• [Try it]:
Whenever the string "title" turns up in a line below, that line should be copied.

(Page and application data records)
________________________

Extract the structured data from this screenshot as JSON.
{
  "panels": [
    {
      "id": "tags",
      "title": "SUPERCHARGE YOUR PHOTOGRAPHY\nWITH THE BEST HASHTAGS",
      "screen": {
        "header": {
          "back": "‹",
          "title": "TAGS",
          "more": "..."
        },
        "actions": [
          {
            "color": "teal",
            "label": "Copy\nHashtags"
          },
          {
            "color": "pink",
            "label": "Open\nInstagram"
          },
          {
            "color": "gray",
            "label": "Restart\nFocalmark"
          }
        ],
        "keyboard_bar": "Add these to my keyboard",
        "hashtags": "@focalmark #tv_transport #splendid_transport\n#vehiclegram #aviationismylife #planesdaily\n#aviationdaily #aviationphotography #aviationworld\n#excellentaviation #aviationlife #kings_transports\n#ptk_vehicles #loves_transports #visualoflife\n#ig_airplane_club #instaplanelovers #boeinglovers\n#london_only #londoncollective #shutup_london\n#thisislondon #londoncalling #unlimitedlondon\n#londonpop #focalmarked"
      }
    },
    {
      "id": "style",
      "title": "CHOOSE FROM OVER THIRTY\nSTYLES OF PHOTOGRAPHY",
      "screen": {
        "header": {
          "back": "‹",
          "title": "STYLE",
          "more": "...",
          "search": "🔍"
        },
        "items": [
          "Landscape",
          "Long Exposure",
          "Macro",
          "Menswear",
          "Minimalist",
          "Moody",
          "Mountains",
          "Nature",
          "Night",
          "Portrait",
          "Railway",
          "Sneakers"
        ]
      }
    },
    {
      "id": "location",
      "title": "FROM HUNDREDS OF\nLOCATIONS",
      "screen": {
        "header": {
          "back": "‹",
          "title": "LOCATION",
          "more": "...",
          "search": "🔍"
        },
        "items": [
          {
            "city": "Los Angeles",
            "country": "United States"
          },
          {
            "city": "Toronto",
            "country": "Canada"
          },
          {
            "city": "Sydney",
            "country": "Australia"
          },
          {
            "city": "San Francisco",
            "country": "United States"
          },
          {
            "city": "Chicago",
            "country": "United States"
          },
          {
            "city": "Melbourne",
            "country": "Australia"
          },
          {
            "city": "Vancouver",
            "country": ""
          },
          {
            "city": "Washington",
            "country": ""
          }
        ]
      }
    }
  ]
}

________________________

• [Response area]:
      "title": "SUPERCHARGE YOUR PHOTOGRAPHY\nWITH THE BEST HASHTAGS",
          "title": "TAGS",
      "title": "CHOOSE FROM OVER THIRTY\nSTYLES OF PHOTOGRAPHY",
          "title": "STYLE",
      "title": "FROM HUNDREDS OF\nLOCATIONS",
          "title": "LOCATION",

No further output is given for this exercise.